SOURCE DATA:
-=-=-=-=-
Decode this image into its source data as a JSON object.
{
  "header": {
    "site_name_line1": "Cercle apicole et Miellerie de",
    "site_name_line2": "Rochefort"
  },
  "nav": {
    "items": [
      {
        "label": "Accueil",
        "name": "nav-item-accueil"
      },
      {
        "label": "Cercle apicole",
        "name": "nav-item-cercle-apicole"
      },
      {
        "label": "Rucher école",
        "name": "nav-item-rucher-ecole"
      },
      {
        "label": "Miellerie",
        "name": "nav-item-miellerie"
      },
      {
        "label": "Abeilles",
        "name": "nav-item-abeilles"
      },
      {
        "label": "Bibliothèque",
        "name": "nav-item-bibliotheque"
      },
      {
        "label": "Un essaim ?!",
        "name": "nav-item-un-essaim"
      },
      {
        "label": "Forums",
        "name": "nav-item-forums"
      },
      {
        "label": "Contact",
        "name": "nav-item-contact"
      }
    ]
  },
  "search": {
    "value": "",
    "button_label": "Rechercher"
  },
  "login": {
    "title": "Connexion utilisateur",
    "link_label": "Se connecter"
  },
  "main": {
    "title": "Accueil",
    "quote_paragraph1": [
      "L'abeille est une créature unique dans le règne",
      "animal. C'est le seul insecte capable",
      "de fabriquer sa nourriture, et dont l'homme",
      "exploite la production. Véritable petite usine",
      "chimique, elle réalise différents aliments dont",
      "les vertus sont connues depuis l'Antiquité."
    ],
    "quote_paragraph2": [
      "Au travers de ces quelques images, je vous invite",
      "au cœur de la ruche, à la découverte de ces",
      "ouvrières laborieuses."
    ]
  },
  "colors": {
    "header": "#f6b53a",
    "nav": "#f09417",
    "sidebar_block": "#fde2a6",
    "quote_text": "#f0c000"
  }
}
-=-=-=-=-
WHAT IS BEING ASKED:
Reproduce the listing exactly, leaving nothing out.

RESPONSE FOR THIS EXERCISE:
Decode this image into its source data as a JSON object.
{
  "header": {
    "site_name_line1": "Cercle apicole et Miellerie de",
    "site_name_line2": "Rochefort"
  },
  "nav": {
    "items": [
      {
        "label": "Accueil",
        "name": "nav-item-accueil"
      },
      {
        "label": "Cercle apicole",
        "name": "nav-item-cercle-apicole"
      },
      {
        "label": "Rucher école",
        "name": "nav-item-rucher-ecole"
      },
      {
        "label": "Miellerie",
        "name": "nav-item-miellerie"
      },
      {
        "label": "Abeilles",
        "name": "nav-item-abeilles"
      },
      {
        "label": "Bibliothèque",
        "name": "nav-item-bibliotheque"
      },
      {
        "label": "Un essaim ?!",
        "name": "nav-item-un-essaim"
      },
      {
        "label": "Forums",
        "name": "nav-item-forums"
      },
      {
        "label": "Contact",
        "name": "nav-item-contact"
      }
    ]
  },
  "search": {
    "value": "",
    "button_label": "Rechercher"
  },
  "login": {
    "title": "Connexion utilisateur",
    "link_label": "Se connecter"
  },
  "main": {
    "title": "Accueil",
    "quote_paragraph1": [
      "L'abeille est une créature unique dans le règne",
      "animal. C'est le seul insecte capable",
      "de fabriquer sa nourriture, et dont l'homme",
      "exploite la production. Véritable petite usine",
      "chimique, elle réalise différents aliments dont",
      "les vertus sont connues depuis l'Antiquité."
    ],
    "quote_paragraph2": [
      "Au travers de ces quelques images, je vous invite",
      "au cœur de la ruche, à la découverte de ces",
      "ouvrières laborieuses."
    ]
  },
  "colors": {
    "header": "#f6b53a",
    "nav": "#f09417",
    "sidebar_block": "#fde2a6",
    "quote_text": "#f0c000"
  }
}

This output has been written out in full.